Gun Control Rally
Posted at 5:24 PM, Jun 10, 2022
and last updated 2022-06-10 22:22:52-04

Weeks after a gunman killed 19 students and a pair of teachers at an Uvalde, Texas, elementary school, a second “March for Our Lives” rally will be held in Washington, D.C. on Saturday.

The first rally was held in 2018 in the wake of the Parkland, Fla., school shooting that left 17 dead at Stoneman High School.

In addition to the Washington march, over 100 sister events will be held this weekend in the U.S. in nearly every state. The group’s mission is to reduce the number of gun-violence deaths in the U.S.

“Born out of a tragic school shooting, March For Our Lives is a courageous youth-led movement dedicated to promoting civic engagement, education, and direct action by youth to eliminate the epidemic of gun violence,” the group founded by survivors of the Parkland school shooting said. 

The 2018 rally drew thousands, making it one of the largest youth-led rallies ever in Washington. 

One of the group’s founders, David Hogg, wrote an op-ed on Fox News’ website. Hogg was among the survivors of the Parkland school shooting. 

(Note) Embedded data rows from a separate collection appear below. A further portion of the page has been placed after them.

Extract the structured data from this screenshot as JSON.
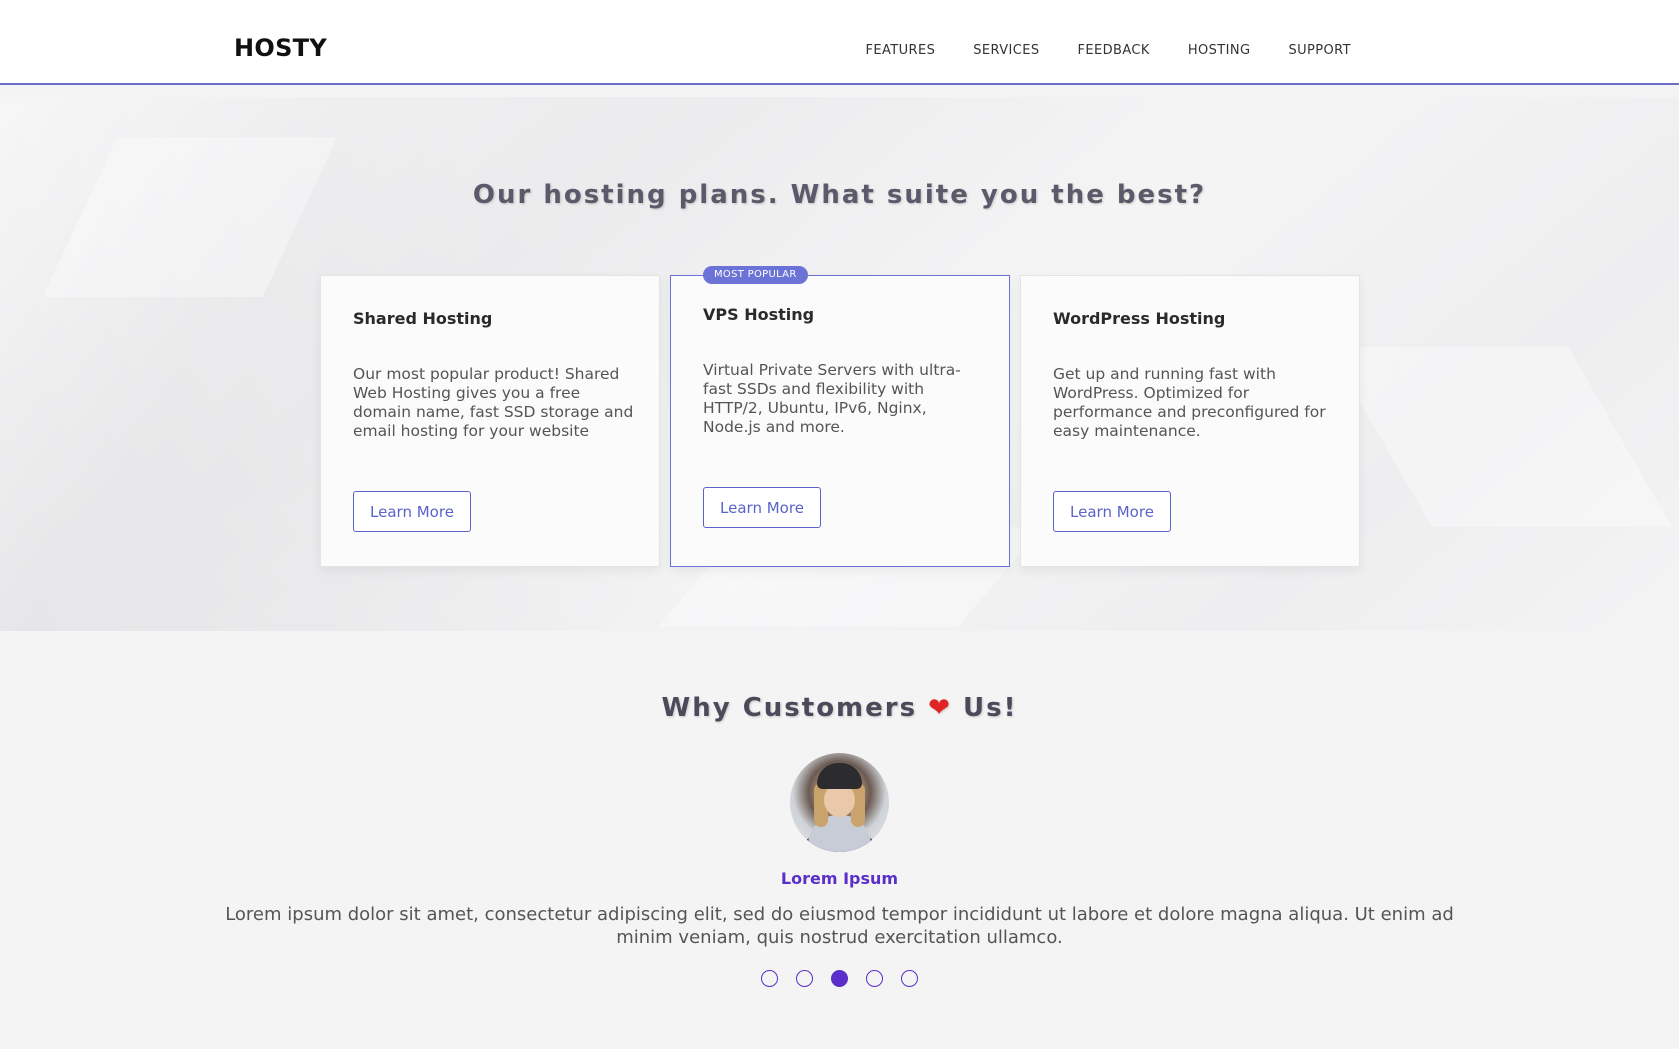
{
  "brand": "HOSTY",
  "nav": {
    "items": [
      "FEATURES",
      "SERVICES",
      "FEEDBACK",
      "HOSTING",
      "SUPPORT"
    ]
  },
  "plans": {
    "title": "Our hosting plans. What suite you the best?",
    "cards": [
      {
        "title": "Shared Hosting",
        "description": "Our most popular product! Shared Web Hosting gives you a free domain name, fast SSD storage and email hosting for your website",
        "button": "Learn More"
      },
      {
        "badge": "MOST POPULAR",
        "title": "VPS Hosting",
        "description": "Virtual Private Servers with ultra-fast SSDs and flexibility with HTTP/2, Ubuntu, IPv6, Nginx, Node.js and more.",
        "button": "Learn More"
      },
      {
        "title": "WordPress Hosting",
        "description": "Get up and running fast with WordPress. Optimized for performance and preconfigured for easy maintenance.",
        "button": "Learn More"
      }
    ]
  },
  "testimonials": {
    "title_before": "Why Customers",
    "heart": "❤",
    "title_after": "Us!",
    "name": "Lorem Ipsum",
    "quote": "Lorem ipsum dolor sit amet, consectetur adipiscing elit, sed do eiusmod tempor incididunt ut labore et dolore magna aliqua. Ut enim ad minim veniam, quis nostrud exercitation ullamco.",
    "dots_count": 5,
    "active_dot": 3
  },
  "colors": {
    "accent": "#5b2fc9",
    "button": "#5a63c9",
    "badge": "#6b74d6",
    "heart": "#e02424"
  }
}
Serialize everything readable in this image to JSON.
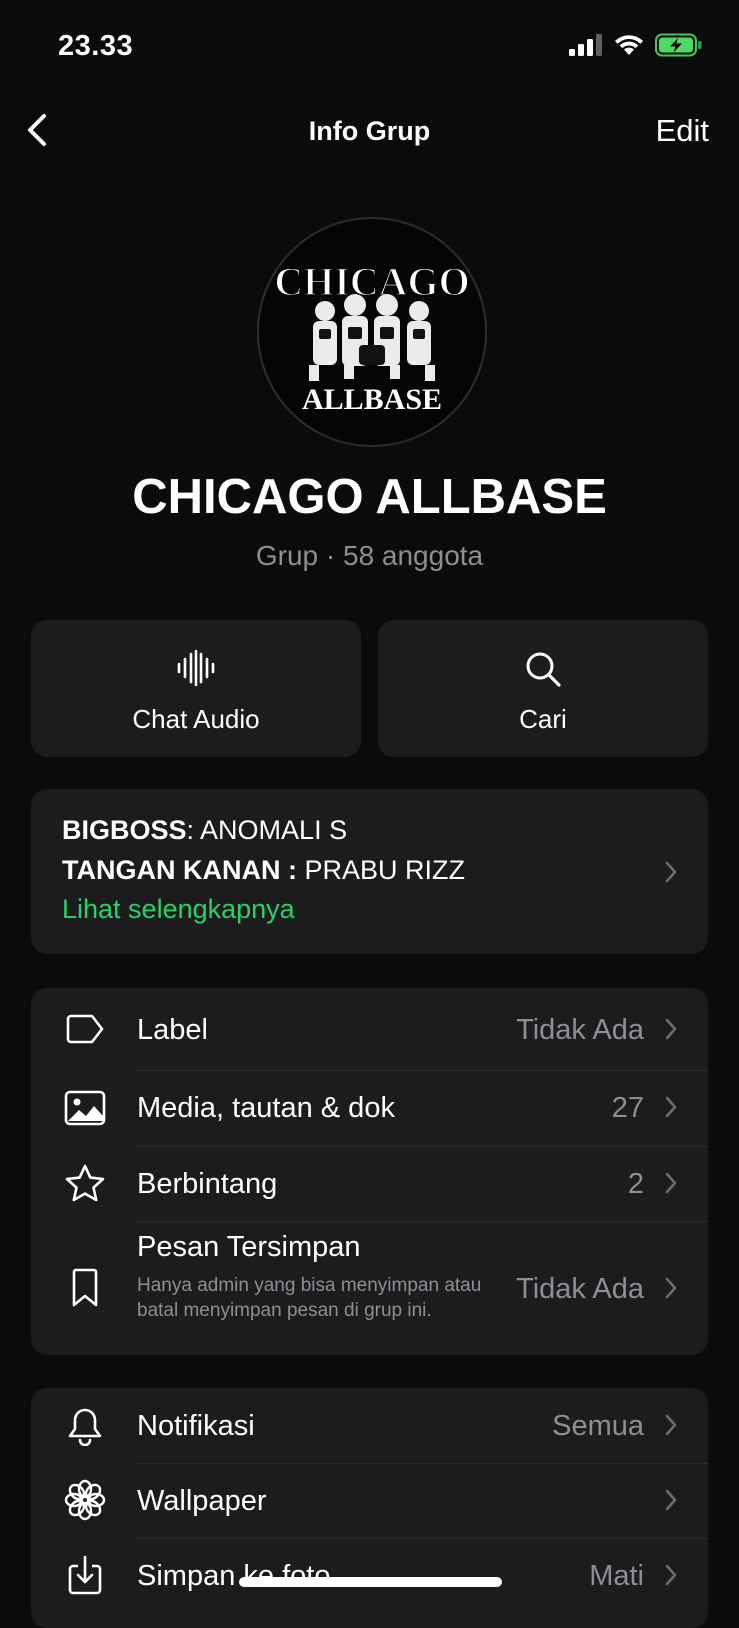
{
  "status_bar": {
    "time": "23.33",
    "icons": [
      "signal-icon",
      "wifi-icon",
      "battery-charging-icon"
    ]
  },
  "nav": {
    "back_icon": "chevron-left-icon",
    "title": "Info Grup",
    "edit_label": "Edit"
  },
  "group": {
    "avatar_text_top": "CHICAGO",
    "avatar_text_bottom": "ALLBASE",
    "name": "CHICAGO ALLBASE",
    "subtitle": "Grup · 58 anggota"
  },
  "actions": [
    {
      "label": "Chat Audio",
      "icon": "audio-waveform-icon"
    },
    {
      "label": "Cari",
      "icon": "search-icon"
    }
  ],
  "description": {
    "line1_bold": "BIGBOSS",
    "line1_rest": ": ANOMALI S",
    "line2_bold": "TANGAN KANAN :",
    "line2_rest": " PRABU RIZZ",
    "more_link": "Lihat selengkapnya"
  },
  "settings_group1": [
    {
      "icon": "label-tag-icon",
      "label": "Label",
      "value": "Tidak Ada"
    },
    {
      "icon": "media-image-icon",
      "label": "Media, tautan & dok",
      "value": "27"
    },
    {
      "icon": "star-icon",
      "label": "Berbintang",
      "value": "2"
    },
    {
      "icon": "bookmark-icon",
      "label": "Pesan Tersimpan",
      "value": "Tidak Ada",
      "subtext": "Hanya admin yang bisa menyimpan atau batal menyimpan pesan di grup ini."
    }
  ],
  "settings_group2": [
    {
      "icon": "bell-icon",
      "label": "Notifikasi",
      "value": "Semua"
    },
    {
      "icon": "wallpaper-flower-icon",
      "label": "Wallpaper",
      "value": ""
    },
    {
      "icon": "save-download-icon",
      "label": "Simpan ke foto",
      "value": "Mati"
    }
  ],
  "colors": {
    "background": "#0b0b0b",
    "card": "#1c1c1e",
    "secondary_text": "#8e8e93",
    "accent_green": "#25d366"
  }
}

“I want to state unequivocally that I am not anti-gun. In fact, the movement I helped to start has been pro-Second Amendment from day one,” Hogg wrote. “There are so many things that we may disagree on, but there is also a lot we do agree on. The problem is that we don’t listen to each other long enough to find out. What we both can’t accept is the idea that we can’t do anything to stop the murder of children. We can. We all desperately want to protect our kids. Let’s start there and find common ground to take action because the next shooter is already plotting his attack.”

The march is coming amid discussions on Capitol Hill to enact new gun laws. The U.S. House approved on Thursday legislation that raises the age to purchase assault-style rifles to 21 and prohibits the sale of ammunition magazines with a capacity of more than 15 rounds.

The bill had the support of five Republican House members. Democrats would need 10 of 50 Republican senators to join them to approve any reforms.